Franz Weinschenk

Host, Valley Writers Read

Franz Weinschenk, his parents and his older brother Fritz were indeed lucky to get out of Germany just before World War II.  For a while they lived in Brooklyn, N.Y., before moving to Madera, CA.  He graduated from Madera High and Fresno State.  From 1948 to 1952 he taught at Edison High School in Fresno after which he was drafted and served in the US Army for two years. 

After being discharged, he started teaching speech and English at Fresno City College.  As the years passed, besides his teaching assignments, he was chosen to be the school's first yearbook adviser, their first debate coach, and the first Dean of the college's brand new Humanities Division, a job he held for 12 years.  He retired from working full-time in 1980, but to this day continues teaching at least one evening class.  From 1980 to 1988, he served as the director of the Volunteer Bureau of Fresno County.  Franz has three children and lives with his wife Sally. He enjoys power walking, swimming and biking.

This week on Valley Writers Read, local author Randy Sibley reads his story “Elegy.”  The story two American soldiers who are scrambling through the jungle when a sudden event changes their lives forever.

This time on Valley Writers Read, local author Craig Bernthal reads a story of his entitled "Perfection at Badaxe."  

Heyday Books

This week on Valley Writers Read, Joel Pickford reads from his book “Soul Calling, a Photographic Journey Through the Hmong Diaspora.”  The author gives us a great deal of information about the Hmong community of Central California.  He tells us about their lives in prison camps after the Vietnam War, and how many escaped to Thailand and then came to America.

This week's program is all about the folks who came out west from America's dust bowl in the mid thirties.  It features several poems and a short story written by the leading writer of that group, Wilma Elizabeth McDaniel.  We actually get to hear her read one of her poems.  Most of the program is taken up by a short story of hers entitled “The Ketchup Bottle.”

This week writer David Borofka reads his story “The Nothing Between Us.”  Two young hippies fall in love and marry, but their marriage doesn't last very long.  They divorce and remarry others.  Years later, after the girl's husband passes away and the boy's marriages fail, they somehow re-connect, and we're left to wonder if there is any love left.

This week on Valley Writers Read, local author Janet Nichols Lynch reads her story “My Beautiful Hippie.”  We get to meet a family who lived in the Haight-Ashbury District in San Francisco during the Vietnam War.  The daughter becomes interested in a hippie, but the rest of the family can't stand him. 

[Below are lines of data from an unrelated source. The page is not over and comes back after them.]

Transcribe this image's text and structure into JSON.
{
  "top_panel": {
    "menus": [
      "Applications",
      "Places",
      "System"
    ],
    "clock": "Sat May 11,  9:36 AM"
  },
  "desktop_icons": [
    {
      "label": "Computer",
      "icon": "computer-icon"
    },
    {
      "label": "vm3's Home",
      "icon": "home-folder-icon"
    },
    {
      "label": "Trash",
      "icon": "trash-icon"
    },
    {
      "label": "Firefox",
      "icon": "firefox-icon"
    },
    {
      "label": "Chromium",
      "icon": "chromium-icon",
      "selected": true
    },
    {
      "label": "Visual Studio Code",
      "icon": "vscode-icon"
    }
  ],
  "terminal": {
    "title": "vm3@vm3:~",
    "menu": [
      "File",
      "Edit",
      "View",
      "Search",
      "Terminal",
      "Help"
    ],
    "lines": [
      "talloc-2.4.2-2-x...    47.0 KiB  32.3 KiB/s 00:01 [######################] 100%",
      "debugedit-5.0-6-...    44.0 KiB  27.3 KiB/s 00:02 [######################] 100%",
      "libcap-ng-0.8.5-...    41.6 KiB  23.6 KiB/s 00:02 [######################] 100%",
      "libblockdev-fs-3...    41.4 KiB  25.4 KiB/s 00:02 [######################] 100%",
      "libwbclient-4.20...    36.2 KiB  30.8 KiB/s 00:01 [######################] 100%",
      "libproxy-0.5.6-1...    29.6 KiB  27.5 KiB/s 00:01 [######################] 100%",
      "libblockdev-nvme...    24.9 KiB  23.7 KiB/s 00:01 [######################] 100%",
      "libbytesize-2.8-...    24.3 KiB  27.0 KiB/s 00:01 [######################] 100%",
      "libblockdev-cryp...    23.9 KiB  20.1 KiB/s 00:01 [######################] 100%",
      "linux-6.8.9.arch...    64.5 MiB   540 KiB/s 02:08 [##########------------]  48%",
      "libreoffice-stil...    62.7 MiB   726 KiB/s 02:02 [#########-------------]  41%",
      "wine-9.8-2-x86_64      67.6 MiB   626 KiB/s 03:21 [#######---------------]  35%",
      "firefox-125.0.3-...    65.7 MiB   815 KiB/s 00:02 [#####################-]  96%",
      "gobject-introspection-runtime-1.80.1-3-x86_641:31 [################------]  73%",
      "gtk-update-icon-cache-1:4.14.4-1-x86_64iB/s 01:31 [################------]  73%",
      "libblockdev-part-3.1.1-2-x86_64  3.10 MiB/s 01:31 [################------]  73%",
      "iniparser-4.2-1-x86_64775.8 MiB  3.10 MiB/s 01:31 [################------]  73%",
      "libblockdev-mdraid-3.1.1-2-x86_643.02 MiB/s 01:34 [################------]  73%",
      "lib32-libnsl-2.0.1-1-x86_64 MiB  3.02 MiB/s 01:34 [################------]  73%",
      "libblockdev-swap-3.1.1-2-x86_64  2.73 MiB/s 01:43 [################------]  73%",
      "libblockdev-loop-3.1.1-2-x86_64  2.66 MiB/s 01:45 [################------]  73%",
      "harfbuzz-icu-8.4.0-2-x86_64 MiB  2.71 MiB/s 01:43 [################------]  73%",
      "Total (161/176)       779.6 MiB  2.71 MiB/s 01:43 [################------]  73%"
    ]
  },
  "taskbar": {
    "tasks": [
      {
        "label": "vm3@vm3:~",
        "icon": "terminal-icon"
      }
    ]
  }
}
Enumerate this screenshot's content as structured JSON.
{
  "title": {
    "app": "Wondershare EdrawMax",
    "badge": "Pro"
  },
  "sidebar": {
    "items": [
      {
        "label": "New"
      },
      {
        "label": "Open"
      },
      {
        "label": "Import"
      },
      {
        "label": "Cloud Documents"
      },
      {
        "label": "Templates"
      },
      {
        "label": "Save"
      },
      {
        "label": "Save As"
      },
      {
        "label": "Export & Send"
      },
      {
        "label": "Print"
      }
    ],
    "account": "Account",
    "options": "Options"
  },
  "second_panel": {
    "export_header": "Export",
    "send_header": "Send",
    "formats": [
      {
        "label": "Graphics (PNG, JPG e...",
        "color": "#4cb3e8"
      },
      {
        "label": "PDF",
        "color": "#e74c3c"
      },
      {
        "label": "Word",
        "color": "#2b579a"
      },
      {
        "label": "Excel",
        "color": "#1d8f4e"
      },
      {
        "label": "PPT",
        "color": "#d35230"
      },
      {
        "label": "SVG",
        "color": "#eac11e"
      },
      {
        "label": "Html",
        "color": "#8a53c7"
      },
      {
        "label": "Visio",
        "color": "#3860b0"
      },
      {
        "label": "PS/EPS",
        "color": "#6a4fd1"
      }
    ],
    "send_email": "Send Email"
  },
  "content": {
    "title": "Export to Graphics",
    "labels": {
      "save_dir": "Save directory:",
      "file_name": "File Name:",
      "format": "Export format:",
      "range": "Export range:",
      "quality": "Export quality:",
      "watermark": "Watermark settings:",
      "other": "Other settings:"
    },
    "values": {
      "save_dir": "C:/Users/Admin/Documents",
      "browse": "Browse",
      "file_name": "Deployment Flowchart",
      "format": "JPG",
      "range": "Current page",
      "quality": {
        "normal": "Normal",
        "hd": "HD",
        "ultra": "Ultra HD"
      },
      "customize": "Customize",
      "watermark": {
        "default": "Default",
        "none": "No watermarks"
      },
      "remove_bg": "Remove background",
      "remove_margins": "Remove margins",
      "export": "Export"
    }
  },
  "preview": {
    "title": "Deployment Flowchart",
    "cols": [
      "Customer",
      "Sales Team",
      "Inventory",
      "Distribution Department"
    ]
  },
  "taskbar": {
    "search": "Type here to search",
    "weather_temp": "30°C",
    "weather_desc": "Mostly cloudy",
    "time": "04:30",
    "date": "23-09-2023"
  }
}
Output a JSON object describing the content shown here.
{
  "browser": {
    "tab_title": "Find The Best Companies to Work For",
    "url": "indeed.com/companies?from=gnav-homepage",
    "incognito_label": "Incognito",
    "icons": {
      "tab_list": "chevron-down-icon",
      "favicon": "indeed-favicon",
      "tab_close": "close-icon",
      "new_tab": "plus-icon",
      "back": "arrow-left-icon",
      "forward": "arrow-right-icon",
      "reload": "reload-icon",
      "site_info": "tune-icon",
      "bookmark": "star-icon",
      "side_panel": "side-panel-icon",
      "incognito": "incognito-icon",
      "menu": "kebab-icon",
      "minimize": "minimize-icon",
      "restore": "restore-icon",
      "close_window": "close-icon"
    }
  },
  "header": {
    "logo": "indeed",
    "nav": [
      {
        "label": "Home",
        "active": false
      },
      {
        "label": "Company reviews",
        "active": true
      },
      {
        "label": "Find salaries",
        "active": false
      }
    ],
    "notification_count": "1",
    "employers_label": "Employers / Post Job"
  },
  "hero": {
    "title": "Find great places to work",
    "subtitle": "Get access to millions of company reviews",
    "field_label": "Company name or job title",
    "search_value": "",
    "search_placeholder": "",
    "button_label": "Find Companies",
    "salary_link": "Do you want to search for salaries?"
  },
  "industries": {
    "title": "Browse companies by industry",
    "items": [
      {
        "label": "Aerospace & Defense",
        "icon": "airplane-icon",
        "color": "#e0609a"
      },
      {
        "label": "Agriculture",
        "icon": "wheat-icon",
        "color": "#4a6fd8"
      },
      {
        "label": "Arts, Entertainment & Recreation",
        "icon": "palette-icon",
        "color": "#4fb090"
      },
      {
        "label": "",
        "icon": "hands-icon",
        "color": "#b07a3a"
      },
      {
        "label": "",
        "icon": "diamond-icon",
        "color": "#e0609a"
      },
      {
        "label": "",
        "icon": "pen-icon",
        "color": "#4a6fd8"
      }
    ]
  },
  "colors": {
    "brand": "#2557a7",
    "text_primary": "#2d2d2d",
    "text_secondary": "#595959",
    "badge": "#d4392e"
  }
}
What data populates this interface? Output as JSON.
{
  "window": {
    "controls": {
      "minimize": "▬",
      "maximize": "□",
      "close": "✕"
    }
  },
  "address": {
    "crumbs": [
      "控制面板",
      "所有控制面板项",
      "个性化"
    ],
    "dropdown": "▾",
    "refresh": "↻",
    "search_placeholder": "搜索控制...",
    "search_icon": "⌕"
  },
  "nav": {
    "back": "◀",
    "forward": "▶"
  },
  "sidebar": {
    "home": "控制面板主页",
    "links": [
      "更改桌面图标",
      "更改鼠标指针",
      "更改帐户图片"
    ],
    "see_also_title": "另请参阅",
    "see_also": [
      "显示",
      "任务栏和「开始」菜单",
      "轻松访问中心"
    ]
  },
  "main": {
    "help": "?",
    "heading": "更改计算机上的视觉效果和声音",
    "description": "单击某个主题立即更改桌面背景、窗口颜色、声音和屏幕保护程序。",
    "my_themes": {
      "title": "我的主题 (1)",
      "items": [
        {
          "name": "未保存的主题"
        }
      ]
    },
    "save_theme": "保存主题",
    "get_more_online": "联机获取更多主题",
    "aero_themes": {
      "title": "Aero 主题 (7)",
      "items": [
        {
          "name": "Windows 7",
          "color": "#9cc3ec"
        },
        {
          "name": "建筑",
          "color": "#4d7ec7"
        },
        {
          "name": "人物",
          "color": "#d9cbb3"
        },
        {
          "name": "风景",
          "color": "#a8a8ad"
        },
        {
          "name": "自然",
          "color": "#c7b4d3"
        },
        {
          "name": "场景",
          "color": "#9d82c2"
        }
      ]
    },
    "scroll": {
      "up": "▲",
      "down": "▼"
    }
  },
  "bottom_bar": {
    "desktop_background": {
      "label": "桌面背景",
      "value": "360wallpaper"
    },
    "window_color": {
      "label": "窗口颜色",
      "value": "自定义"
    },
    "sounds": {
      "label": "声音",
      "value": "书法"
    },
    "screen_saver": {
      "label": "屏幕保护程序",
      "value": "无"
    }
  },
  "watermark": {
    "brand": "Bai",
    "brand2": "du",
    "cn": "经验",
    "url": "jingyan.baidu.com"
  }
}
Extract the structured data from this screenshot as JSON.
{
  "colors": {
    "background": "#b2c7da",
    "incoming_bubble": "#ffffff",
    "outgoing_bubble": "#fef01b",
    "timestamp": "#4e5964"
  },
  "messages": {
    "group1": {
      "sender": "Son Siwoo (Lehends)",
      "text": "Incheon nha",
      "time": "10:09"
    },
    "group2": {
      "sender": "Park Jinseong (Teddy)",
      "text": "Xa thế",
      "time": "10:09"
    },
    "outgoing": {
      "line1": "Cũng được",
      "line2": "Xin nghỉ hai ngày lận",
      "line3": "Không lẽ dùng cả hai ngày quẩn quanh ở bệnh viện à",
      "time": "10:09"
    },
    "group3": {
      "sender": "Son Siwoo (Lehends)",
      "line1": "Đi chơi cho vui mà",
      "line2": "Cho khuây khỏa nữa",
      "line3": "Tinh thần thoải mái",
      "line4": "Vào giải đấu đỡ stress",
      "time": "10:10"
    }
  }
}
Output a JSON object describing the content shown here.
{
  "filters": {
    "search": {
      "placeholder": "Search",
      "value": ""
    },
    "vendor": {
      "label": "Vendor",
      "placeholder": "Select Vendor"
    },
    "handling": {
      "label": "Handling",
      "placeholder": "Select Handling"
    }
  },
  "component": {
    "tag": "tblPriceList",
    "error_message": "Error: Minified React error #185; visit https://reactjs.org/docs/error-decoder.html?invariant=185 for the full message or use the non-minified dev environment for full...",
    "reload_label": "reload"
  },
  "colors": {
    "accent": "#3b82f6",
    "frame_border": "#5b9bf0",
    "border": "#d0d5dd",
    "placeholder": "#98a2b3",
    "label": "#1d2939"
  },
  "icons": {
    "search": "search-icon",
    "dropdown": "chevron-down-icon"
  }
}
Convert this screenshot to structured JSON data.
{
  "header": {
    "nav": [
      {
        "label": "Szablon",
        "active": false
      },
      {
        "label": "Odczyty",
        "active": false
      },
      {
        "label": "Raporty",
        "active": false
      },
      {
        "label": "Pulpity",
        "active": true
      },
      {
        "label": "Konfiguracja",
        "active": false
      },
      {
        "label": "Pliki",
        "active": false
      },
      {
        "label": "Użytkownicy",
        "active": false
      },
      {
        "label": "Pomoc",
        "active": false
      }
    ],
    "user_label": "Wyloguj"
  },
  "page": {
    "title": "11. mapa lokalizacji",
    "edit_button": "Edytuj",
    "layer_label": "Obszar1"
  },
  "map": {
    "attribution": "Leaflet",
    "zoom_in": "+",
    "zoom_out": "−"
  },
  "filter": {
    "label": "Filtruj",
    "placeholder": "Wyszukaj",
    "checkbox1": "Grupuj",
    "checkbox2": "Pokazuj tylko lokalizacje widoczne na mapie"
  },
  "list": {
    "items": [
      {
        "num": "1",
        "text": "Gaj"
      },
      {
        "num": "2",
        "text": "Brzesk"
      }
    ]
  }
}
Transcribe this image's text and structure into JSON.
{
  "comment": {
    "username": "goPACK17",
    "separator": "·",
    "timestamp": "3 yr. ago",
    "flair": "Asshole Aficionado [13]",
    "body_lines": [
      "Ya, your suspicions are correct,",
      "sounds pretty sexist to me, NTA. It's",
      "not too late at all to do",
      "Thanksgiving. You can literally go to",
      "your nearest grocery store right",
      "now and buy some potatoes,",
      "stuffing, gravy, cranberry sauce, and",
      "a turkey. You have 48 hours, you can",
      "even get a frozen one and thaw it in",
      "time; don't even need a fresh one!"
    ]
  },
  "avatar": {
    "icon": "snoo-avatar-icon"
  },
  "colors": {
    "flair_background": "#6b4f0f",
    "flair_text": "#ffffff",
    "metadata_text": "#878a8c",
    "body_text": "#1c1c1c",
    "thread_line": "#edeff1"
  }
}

On this week's Valley Writers Read, Lillian Faderman reads from her book “Naked In The Promised Land.”  Originally her family came from Poland, but now, even though she still sees him, the mother's husband has left and denies being the baby's father.  In the end, the mother, her baby, and the mother's sister decide to start life over again in California.

This program features a story by Paul Hernandez entitled  “Nampay the Amazonian.” Nampay is a popular musician who becomes world famous and revered.  The story is read by several of his associates -- his promoter, his pilot, a fellow musician, a fan, and even the man who constructed his wonderful guitar.

This week's program features a story by Don Parkay entitled “The Distance Between Stars.”  Mom and daughter live in the countryside up in the high desert of Western California.  Dina, the daughter volunteers at a bookstore in town.  Then, when Mom meets Clay, the owner of the bookstore, they seem to be attracted to each other.

Michael Karibian / Educational Employees Credit Union

Franz Weinschenk reads “A Hike down Colony Mill Road.”  Story is about an unhappy group of sailors from San Francisco known as the “Kaweah Colony,” who built a saw mill at the 5,000 foot level in what it now Sequoia National Park. It took them four years to construct a 10-mile road up to the saw mill, but they were forced to vacate once the national park was established.